> **Data records**:

****************

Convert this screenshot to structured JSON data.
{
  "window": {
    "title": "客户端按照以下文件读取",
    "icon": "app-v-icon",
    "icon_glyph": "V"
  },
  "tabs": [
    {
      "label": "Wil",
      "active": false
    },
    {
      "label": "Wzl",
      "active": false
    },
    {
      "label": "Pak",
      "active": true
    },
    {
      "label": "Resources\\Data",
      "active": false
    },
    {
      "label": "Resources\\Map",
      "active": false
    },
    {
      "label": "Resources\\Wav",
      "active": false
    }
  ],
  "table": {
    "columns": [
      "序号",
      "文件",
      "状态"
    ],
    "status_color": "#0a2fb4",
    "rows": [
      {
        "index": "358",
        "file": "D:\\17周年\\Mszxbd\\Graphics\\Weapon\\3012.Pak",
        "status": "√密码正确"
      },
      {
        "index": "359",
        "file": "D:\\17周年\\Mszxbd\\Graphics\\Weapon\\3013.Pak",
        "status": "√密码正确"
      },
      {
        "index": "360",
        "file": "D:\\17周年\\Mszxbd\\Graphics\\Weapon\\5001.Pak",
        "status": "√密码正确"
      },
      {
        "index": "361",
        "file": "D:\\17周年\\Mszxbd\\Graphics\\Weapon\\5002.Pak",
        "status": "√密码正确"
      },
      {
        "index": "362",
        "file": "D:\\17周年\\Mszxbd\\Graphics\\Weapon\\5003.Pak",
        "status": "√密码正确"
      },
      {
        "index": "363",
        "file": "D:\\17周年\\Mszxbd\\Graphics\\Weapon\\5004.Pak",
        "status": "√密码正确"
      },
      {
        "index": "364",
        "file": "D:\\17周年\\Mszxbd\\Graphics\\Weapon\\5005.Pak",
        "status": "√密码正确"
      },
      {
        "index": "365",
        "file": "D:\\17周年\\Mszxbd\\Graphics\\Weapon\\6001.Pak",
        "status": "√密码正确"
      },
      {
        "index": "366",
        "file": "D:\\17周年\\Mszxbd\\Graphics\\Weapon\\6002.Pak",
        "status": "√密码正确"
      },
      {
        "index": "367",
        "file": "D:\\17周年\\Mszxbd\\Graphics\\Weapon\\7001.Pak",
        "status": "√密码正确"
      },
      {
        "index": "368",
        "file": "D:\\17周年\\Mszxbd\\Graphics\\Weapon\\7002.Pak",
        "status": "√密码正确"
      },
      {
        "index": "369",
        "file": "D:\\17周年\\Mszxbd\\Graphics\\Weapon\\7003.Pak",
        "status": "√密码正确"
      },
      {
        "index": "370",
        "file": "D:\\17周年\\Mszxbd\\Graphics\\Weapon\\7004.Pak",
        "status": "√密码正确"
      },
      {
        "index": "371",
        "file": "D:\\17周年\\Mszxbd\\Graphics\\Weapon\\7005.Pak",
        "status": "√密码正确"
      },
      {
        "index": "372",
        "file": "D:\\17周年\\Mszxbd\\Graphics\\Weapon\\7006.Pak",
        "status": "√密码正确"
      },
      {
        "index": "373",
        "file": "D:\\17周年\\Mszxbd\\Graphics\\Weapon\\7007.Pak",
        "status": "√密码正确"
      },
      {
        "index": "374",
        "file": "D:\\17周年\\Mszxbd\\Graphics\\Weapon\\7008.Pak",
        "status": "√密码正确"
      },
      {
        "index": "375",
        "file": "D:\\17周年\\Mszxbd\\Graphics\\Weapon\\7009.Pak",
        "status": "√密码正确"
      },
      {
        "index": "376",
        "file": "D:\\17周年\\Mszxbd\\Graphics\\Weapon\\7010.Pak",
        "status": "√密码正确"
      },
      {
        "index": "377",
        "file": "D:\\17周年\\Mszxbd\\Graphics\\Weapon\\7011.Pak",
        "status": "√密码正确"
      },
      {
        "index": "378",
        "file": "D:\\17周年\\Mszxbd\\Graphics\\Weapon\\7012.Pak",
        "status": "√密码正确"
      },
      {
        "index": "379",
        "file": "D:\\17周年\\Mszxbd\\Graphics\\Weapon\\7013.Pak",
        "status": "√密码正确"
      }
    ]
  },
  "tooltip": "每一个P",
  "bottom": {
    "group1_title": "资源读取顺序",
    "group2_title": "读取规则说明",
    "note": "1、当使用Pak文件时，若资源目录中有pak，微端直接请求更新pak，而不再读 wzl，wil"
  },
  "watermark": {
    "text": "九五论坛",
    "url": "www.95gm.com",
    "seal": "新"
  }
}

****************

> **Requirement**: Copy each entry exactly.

> **Response to the task**:
Convert this screenshot to structured JSON data.
{
  "window": {
    "title": "客户端按照以下文件读取",
    "icon": "app-v-icon",
    "icon_glyph": "V"
  },
  "tabs": [
    {
      "label": "Wil",
      "active": false
    },
    {
      "label": "Wzl",
      "active": false
    },
    {
      "label": "Pak",
      "active": true
    },
    {
      "label": "Resources\\Data",
      "active": false
    },
    {
      "label": "Resources\\Map",
      "active": false
    },
    {
      "label": "Resources\\Wav",
      "active": false
    }
  ],
  "table": {
    "columns": [
      "序号",
      "文件",
      "状态"
    ],
    "status_color": "#0a2fb4",
    "rows": [
      {
        "index": "358",
        "file": "D:\\17周年\\Mszxbd\\Graphics\\Weapon\\3012.Pak",
        "status": "√密码正确"
      },
      {
        "index": "359",
        "file": "D:\\17周年\\Mszxbd\\Graphics\\Weapon\\3013.Pak",
        "status": "√密码正确"
      },
      {
        "index": "360",
        "file": "D:\\17周年\\Mszxbd\\Graphics\\Weapon\\5001.Pak",
        "status": "√密码正确"
      },
      {
        "index": "361",
        "file": "D:\\17周年\\Mszxbd\\Graphics\\Weapon\\5002.Pak",
        "status": "√密码正确"
      },
      {
        "index": "362",
        "file": "D:\\17周年\\Mszxbd\\Graphics\\Weapon\\5003.Pak",
        "status": "√密码正确"
      },
      {
        "index": "363",
        "file": "D:\\17周年\\Mszxbd\\Graphics\\Weapon\\5004.Pak",
        "status": "√密码正确"
      },
      {
        "index": "364",
        "file": "D:\\17周年\\Mszxbd\\Graphics\\Weapon\\5005.Pak",
        "status": "√密码正确"
      },
      {
        "index": "365",
        "file": "D:\\17周年\\Mszxbd\\Graphics\\Weapon\\6001.Pak",
        "status": "√密码正确"
      },
      {
        "index": "366",
        "file": "D:\\17周年\\Mszxbd\\Graphics\\Weapon\\6002.Pak",
        "status": "√密码正确"
      },
      {
        "index": "367",
        "file": "D:\\17周年\\Mszxbd\\Graphics\\Weapon\\7001.Pak",
        "status": "√密码正确"
      },
      {
        "index": "368",
        "file": "D:\\17周年\\Mszxbd\\Graphics\\Weapon\\7002.Pak",
        "status": "√密码正确"
      },
      {
        "index": "369",
        "file": "D:\\17周年\\Mszxbd\\Graphics\\Weapon\\7003.Pak",
        "status": "√密码正确"
      },
      {
        "index": "370",
        "file": "D:\\17周年\\Mszxbd\\Graphics\\Weapon\\7004.Pak",
        "status": "√密码正确"
      },
      {
        "index": "371",
        "file": "D:\\17周年\\Mszxbd\\Graphics\\Weapon\\7005.Pak",
        "status": "√密码正确"
      },
      {
        "index": "372",
        "file": "D:\\17周年\\Mszxbd\\Graphics\\Weapon\\7006.Pak",
        "status": "√密码正确"
      },
      {
        "index": "373",
        "file": "D:\\17周年\\Mszxbd\\Graphics\\Weapon\\7007.Pak",
        "status": "√密码正确"
      },
      {
        "index": "374",
        "file": "D:\\17周年\\Mszxbd\\Graphics\\Weapon\\7008.Pak",
        "status": "√密码正确"
      },
      {
        "index": "375",
        "file": "D:\\17周年\\Mszxbd\\Graphics\\Weapon\\7009.Pak",
        "status": "√密码正确"
      },
      {
        "index": "376",
        "file": "D:\\17周年\\Mszxbd\\Graphics\\Weapon\\7010.Pak",
        "status": "√密码正确"
      },
      {
        "index": "377",
        "file": "D:\\17周年\\Mszxbd\\Graphics\\Weapon\\7011.Pak",
        "status": "√密码正确"
      },
      {
        "index": "378",
        "file": "D:\\17周年\\Mszxbd\\Graphics\\Weapon\\7012.Pak",
        "status": "√密码正确"
      },
      {
        "index": "379",
        "file": "D:\\17周年\\Mszxbd\\Graphics\\Weapon\\7013.Pak",
        "status": "√密码正确"
      }
    ]
  },
  "tooltip": "每一个P",
  "bottom": {
    "group1_title": "资源读取顺序",
    "group2_title": "读取规则说明",
    "note": "1、当使用Pak文件时，若资源目录中有pak，微端直接请求更新pak，而不再读 wzl，wil"
  },
  "watermark": {
    "text": "九五论坛",
    "url": "www.95gm.com",
    "seal": "新"
  }
}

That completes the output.